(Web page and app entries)
__________

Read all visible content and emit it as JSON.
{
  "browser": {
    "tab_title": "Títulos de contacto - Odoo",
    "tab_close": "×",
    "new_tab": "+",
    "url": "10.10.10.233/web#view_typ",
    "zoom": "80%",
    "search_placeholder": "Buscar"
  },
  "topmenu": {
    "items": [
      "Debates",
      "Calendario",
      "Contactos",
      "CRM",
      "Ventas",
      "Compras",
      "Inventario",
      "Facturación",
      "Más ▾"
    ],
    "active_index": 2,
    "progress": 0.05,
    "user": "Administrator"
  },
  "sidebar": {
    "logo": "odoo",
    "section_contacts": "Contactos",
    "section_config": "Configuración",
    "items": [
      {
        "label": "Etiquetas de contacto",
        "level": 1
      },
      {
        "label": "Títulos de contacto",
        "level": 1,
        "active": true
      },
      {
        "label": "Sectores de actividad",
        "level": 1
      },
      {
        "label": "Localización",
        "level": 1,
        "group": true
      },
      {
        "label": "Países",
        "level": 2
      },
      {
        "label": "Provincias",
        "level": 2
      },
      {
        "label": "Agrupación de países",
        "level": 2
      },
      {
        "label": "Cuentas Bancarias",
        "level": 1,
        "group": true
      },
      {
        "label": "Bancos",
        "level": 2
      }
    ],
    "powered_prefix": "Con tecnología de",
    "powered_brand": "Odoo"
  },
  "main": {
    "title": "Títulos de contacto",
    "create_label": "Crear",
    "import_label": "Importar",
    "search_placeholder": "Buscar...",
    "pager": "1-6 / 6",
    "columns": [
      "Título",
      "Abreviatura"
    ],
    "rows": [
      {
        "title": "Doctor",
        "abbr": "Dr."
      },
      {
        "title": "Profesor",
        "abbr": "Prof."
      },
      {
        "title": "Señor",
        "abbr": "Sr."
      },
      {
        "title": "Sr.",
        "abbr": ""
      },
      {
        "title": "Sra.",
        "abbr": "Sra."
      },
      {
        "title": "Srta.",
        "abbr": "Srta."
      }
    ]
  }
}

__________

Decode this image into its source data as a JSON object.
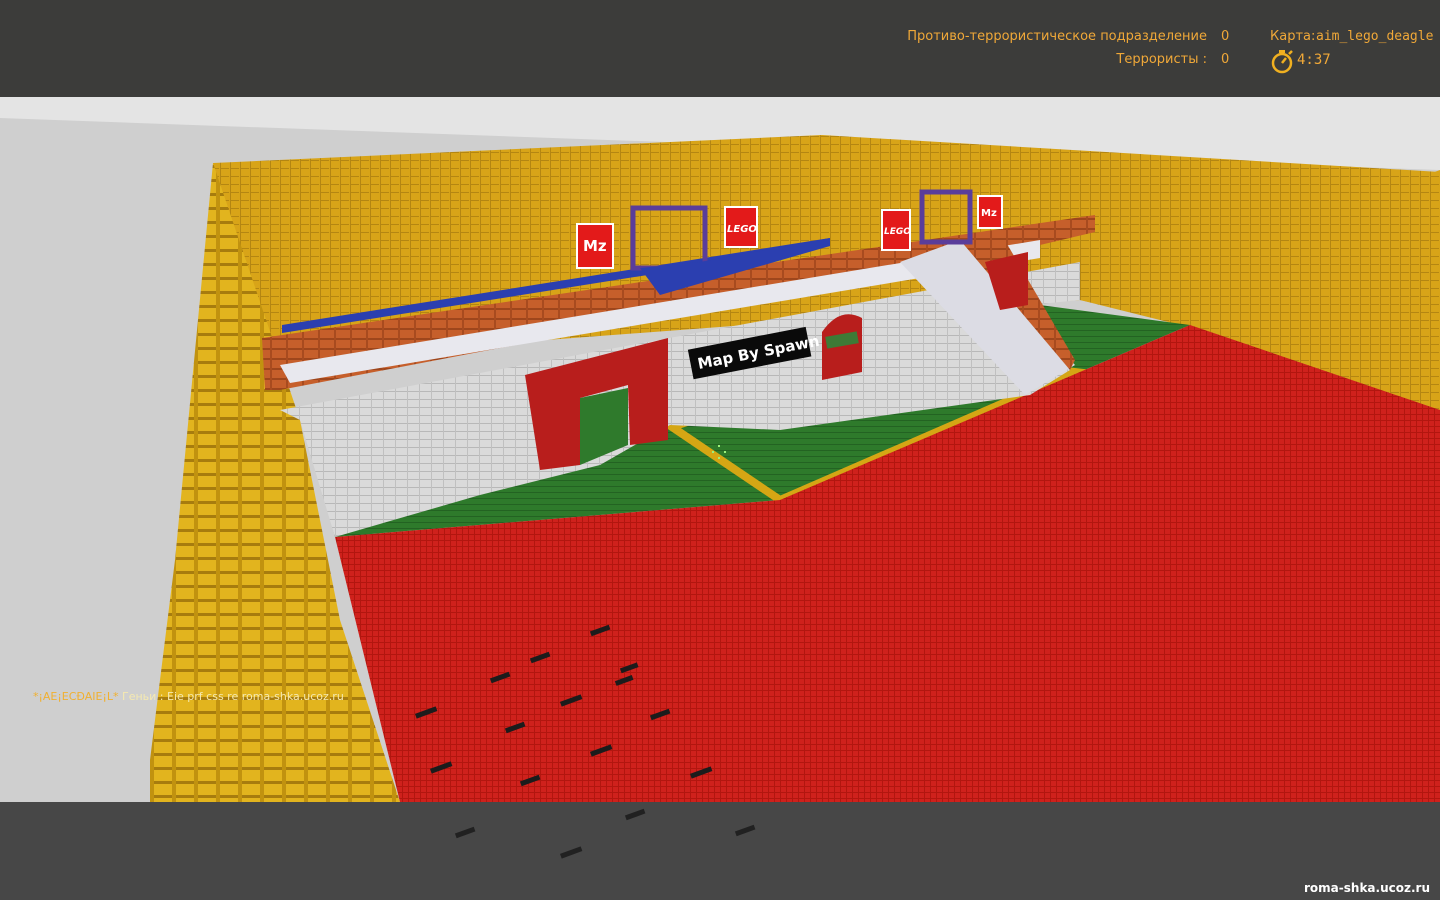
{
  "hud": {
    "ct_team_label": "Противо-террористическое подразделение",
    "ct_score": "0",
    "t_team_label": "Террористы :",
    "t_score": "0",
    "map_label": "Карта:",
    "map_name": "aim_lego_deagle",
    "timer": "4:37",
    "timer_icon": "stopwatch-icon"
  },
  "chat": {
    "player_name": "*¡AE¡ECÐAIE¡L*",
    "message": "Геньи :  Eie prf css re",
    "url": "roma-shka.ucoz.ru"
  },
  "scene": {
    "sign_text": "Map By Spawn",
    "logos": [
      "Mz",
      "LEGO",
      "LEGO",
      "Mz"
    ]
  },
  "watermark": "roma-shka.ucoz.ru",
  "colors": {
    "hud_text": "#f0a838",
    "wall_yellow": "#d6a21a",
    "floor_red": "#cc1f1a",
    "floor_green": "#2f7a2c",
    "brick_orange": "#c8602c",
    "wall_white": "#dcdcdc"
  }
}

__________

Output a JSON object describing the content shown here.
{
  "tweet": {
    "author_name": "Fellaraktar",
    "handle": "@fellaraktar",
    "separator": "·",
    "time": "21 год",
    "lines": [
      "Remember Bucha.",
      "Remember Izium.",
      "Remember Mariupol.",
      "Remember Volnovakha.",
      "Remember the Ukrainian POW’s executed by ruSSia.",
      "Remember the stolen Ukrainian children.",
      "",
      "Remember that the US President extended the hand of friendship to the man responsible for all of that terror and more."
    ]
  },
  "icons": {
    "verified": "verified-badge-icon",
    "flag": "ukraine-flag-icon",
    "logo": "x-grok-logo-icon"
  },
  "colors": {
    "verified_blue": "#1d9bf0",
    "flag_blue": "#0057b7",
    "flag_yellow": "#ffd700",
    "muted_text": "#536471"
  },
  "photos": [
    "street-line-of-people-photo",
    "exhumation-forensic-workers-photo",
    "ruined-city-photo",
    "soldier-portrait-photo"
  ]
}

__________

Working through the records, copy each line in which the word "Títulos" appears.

# [Task result]
    "tab_title": "Títulos de contacto - Odoo",
        "label": "Títulos de contacto",
    "title": "Títulos de contacto",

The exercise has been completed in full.